by Janet Plenert and Arlyn Friesen Epp
Brothers and sisters, on behalf of friends also on a journey of being peacemakers in Canada, I bring greeting and words of encouragement.
As Paul stood before the people of Athens nearly 2000 years ago, he said: “Athenians, I see how extremely religious you are in every way.” Though Paul affirmed this religiosity, he did not accept it without testing it and discerning it. He used his observation as a bridge to gain listening ears. Then he boldly and prophetically declared to all who would hear a fuller understanding of the God of peace, the creator of heaven and of earth.
Paul declared that God made all nations to inhabit the earth so that they would search for God, long for God and find God. It is this same God that we love and serve today: God the creator who gathers up all things in Jesus Christ, who reconciles people to each other, people to creation and people to God.
If he were here today, the apostle Paul might say: “People of the United States, I see how extremely religious you are. Your money bears witness to your trust in God. You have billboards asking and telling God to bless America. Much of your population, including your president, professes the Christian faith. And yes, your government wages war in the name of God. Violence has become an acceptable form of conflict resolution.”
Your Canadian sisters and brothers in Christ join you in lament of these distorted expressions of Christian faith. Together with you, we weep for victims of U.S. aggression around the world.
Nevertheless, we also rejoice and are hopeful.
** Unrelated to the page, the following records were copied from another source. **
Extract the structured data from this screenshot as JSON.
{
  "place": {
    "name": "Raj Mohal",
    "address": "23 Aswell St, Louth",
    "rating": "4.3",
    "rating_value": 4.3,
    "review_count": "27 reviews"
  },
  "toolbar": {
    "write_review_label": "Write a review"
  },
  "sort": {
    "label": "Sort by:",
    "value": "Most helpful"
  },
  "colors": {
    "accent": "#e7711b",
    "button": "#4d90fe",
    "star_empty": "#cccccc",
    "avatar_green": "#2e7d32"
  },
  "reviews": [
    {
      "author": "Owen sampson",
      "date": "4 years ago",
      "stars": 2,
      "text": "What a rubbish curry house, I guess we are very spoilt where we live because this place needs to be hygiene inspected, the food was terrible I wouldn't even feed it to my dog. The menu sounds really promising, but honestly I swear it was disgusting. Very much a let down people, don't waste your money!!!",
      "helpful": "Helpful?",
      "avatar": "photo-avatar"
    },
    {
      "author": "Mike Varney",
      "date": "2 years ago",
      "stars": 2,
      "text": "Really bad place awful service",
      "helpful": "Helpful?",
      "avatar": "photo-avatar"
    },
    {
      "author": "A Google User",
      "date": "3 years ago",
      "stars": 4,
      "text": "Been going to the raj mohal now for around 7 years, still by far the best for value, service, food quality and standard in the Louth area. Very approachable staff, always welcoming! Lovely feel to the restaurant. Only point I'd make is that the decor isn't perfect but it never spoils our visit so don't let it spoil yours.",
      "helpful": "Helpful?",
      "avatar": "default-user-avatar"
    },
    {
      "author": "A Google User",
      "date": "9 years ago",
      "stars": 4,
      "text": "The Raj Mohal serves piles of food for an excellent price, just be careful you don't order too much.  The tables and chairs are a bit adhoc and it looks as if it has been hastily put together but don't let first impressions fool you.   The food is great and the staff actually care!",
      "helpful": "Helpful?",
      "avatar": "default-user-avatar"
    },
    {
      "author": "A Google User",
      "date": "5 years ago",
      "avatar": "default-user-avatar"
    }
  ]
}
We are justified in being hopeful because of our confidence in God’s purpose and power and also because of you. You are demonstrating and living out a basic desire of God: that there be healthy, peace-filled, contextually appropriate communities of faith everywhere that God’s children gather. You are making a bold statement from and to your context.
No one country in the world, including Canada, can boast a unified voice on the issue of military might. But the task of historic peace churches is always to encourage one another toward peace.
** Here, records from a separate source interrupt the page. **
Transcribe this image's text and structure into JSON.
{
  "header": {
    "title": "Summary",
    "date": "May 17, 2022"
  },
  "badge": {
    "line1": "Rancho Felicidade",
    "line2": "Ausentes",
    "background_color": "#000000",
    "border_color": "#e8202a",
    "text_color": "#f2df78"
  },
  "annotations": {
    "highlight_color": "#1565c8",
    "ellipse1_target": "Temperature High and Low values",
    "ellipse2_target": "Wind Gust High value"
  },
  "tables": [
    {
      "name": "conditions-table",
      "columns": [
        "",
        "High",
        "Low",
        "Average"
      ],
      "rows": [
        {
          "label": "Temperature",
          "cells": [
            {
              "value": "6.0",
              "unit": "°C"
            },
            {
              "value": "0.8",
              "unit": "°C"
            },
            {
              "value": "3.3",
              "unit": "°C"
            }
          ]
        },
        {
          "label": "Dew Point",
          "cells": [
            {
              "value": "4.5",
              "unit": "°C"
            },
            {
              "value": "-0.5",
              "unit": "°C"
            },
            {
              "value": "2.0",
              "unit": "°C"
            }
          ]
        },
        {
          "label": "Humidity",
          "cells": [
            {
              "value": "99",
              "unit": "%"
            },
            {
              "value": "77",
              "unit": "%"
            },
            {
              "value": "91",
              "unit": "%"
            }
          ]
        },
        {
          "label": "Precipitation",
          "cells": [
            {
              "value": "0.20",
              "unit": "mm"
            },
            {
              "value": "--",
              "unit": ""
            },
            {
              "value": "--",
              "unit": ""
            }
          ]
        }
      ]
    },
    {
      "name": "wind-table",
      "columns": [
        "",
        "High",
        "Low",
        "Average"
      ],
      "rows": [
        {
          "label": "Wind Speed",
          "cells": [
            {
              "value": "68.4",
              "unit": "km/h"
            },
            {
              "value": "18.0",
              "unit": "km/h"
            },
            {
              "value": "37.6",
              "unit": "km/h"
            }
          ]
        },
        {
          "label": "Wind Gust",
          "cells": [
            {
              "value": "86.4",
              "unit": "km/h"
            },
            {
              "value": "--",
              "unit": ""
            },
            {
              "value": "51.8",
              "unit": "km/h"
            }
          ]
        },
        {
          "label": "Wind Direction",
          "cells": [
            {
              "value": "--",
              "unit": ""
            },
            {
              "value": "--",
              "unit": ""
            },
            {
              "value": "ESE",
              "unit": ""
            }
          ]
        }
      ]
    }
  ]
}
During a World Council of Churches Conference on Mission and Evangelism that I attended in May, it was clear to me that many churches of the world are longing for peace. In his opening address, the WCC’s General Secretary, Samuel Kobia, appealed to the churches around the world to consider peace and nonviolence as gospel imperatives. Churches that have traditionally held to just war positions are being drawn nearer to the way of peace. Interest in historic peace churches, like Mennonite Church Canada and Mennonite Church USA, was very high.
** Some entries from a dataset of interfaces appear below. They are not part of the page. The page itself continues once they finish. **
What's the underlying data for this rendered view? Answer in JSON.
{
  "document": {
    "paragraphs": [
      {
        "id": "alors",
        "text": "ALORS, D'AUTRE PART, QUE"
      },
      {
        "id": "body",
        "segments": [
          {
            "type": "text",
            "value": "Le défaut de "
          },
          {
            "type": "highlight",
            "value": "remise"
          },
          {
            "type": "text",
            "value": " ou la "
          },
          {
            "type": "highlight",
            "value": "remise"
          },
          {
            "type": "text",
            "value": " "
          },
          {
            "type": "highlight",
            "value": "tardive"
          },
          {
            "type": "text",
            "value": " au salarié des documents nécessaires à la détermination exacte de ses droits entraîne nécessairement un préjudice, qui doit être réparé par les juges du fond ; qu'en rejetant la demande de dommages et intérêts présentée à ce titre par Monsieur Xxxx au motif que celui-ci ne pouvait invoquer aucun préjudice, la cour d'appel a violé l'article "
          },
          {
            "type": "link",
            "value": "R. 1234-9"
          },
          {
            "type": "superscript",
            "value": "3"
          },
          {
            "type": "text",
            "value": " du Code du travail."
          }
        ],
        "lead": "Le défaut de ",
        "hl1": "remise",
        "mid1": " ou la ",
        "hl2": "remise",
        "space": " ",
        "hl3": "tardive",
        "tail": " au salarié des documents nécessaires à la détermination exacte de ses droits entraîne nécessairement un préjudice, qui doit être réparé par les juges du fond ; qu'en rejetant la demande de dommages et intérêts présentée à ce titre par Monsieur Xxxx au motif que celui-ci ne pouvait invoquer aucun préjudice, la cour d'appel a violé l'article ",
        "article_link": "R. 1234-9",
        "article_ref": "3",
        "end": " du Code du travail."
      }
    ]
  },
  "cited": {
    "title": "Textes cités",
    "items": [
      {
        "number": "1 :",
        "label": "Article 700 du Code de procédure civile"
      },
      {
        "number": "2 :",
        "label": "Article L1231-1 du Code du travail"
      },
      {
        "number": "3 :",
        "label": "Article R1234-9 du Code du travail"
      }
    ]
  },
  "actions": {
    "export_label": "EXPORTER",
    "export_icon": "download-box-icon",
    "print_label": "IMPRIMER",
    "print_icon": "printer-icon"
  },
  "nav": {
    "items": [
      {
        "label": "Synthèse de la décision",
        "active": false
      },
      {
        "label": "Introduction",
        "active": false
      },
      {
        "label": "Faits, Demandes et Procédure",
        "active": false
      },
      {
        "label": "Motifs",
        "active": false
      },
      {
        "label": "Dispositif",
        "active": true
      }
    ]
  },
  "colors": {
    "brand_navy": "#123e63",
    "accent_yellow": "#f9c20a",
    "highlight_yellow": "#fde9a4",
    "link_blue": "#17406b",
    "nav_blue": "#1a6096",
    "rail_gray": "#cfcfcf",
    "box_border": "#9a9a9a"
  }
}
We are a people of peace. However imperfectly we may witness to the way of peace, it is a gift we have to offer to our countries and to our world. We must speak boldly and prophetically as we are doing today.
Prayer written by Arlyn Friesen Epp
God, our creator,
Janet Plenert lives in Winnipeg, Man., and is a mission administrator for Mennonite Church Canada. This article is adapted from Plenert’s address (which she ended with the prayer by Arlyn Friesen Epp) to those who participated in the peace march at the Mennonite Church USA and Mennonite Church Canada convention held in Charlotte, N.C., July 4-9, and is based on Acts 17:22-27 and Ephesians 1:10. Arlyn Friesen Epp, Winnipeg, manages the Mennonite Church Canada Resource Centre.